* WORK ITEM:
What is needed is an exact copy of the entries below, with the pictures left out.

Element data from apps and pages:

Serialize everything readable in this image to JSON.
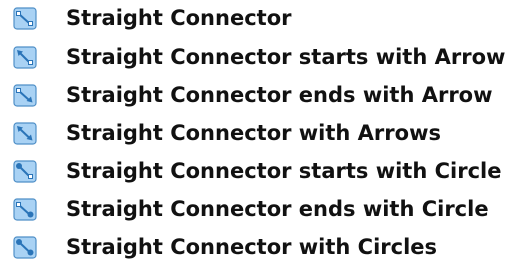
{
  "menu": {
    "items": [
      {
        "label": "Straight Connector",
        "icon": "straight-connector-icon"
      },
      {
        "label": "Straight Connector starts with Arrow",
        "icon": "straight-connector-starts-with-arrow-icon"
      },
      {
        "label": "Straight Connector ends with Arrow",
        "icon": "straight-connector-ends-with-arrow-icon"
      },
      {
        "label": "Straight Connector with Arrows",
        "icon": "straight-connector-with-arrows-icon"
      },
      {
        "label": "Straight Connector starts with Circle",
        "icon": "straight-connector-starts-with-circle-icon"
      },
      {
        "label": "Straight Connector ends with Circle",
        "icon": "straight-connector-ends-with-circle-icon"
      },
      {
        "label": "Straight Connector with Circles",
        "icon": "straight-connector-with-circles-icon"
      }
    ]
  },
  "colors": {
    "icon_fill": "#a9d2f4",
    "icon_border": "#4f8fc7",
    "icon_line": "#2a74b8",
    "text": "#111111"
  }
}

* SOLUTION TO THIS PROBLEM:
Serialize everything readable in this image to JSON.
{
  "menu": {
    "items": [
      {
        "label": "Straight Connector",
        "icon": "straight-connector-icon"
      },
      {
        "label": "Straight Connector starts with Arrow",
        "icon": "straight-connector-starts-with-arrow-icon"
      },
      {
        "label": "Straight Connector ends with Arrow",
        "icon": "straight-connector-ends-with-arrow-icon"
      },
      {
        "label": "Straight Connector with Arrows",
        "icon": "straight-connector-with-arrows-icon"
      },
      {
        "label": "Straight Connector starts with Circle",
        "icon": "straight-connector-starts-with-circle-icon"
      },
      {
        "label": "Straight Connector ends with Circle",
        "icon": "straight-connector-ends-with-circle-icon"
      },
      {
        "label": "Straight Connector with Circles",
        "icon": "straight-connector-with-circles-icon"
      }
    ]
  },
  "colors": {
    "icon_fill": "#a9d2f4",
    "icon_border": "#4f8fc7",
    "icon_line": "#2a74b8",
    "text": "#111111"
  }
}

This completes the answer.